Alzheimer’s Disease is a progressive, neurodegenerative disorder that occurs when nerve cells in the brain die. As the disease advances over several years, it slowly robs people of their memories, personalities and relationships. Over time, the worsening symptoms eventually affect a person’s ability to live independently and perform basic functions in everyday life.
Estate planning can be tricky, and even more so for blended families joined together by a second marriage. In blended families, one or both parents have children from a previous relationship. A careful, thought-out estate plan can help prevent future inheritance quarrels, particularly between stepparents and children.
Topics: Finances and Insurance
It’s not uncommon to hear the terms “dementia” and “Alzheimer’s” used synonymously. But the truth is, the two terms are not fully interchangeable. If someone you love is suffering from a form of decreased cognitive function or memory loss, it is important to get a correct diagnosis in order to provide the best long-term care.
Independent living communities are senior housing options designed with active adults in mind. These communities can come in a variety of forms, usually private apartments or villas, and allow older adults to live independently within a residential community with like-minded neighbors.
Unlike assisted living communities that provide support for those who need help with activities of daily living, independent communities offer a range of amenities and services for active, older adults that make it easier and more enjoyable to live on their own.
Topics: Independent Living
With warmer months ahead, how can active seniors make the most of their time during the summer? For starters, think about the hobbies you enjoy and the activities you want to take advantage of while the days are long and sunny. Here are five safe and fun summer activities for active seniors to enjoy.

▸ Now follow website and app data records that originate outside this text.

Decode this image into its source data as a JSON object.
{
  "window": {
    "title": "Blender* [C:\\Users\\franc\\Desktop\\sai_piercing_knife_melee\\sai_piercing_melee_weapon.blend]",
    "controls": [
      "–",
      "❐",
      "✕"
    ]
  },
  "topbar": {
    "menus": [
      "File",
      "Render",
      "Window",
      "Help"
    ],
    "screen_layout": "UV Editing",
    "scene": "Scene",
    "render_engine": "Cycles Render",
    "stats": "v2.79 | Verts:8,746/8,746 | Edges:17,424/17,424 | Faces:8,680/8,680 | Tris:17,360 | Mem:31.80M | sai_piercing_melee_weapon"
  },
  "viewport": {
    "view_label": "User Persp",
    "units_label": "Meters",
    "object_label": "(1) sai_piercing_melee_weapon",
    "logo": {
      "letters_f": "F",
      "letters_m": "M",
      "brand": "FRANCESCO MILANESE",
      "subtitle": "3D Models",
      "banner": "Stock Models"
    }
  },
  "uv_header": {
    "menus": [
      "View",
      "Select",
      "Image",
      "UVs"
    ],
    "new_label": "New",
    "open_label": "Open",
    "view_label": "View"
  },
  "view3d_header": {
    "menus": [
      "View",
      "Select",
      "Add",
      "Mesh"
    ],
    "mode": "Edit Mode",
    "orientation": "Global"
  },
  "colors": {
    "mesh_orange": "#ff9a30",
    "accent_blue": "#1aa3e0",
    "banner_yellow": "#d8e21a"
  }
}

A growing number of seniors are choosing to enjoy post-retirement independently in the comfort of their own homes. But with age comes physical and cognitive changes that can make living alone more challenging. Since older adults are more vulnerable to injuries, burns and infections, it is important to take the proper steps to reduce risks in and around the home.
Entertainment in the form of a new or familiar movie can be an enjoyable pastime for people of all ages. In fact, in moderation, television can even provide some benefits, especially for seniors who find comfort in watching their favorite films. For many older adults, watching movies, especially in group settings, can help pass the time, reduce isolation, encourage friendship, inspire emotion and provide a brief mental escape from the outside world.
The kitchen is often the heart of the home; the place where meals are prepared, and where friends or family gather for good food and conversation. But for older adults who experiencing a decline in their physical and cognitive abilities, the kitchen can also be one of the most dangerous rooms in the house.
Life can be unpredictable. One day you are living “life as usual,” but the next, you could find yourself as your parent’s new primary caregiver. These things happen, especially if you have older parents or loved ones.
As we age, it is common to experience changes to our health and develop additional conditions that lead to taking more prescriptions, supplements, or other medications. Studies show that 87% of seniors take one prescription drug, 36% take five or more, and 38% use over-the-counter medications. This increase in daily medications can potentially lead to confusion, missing doses, or taking too much (or not enough) of one.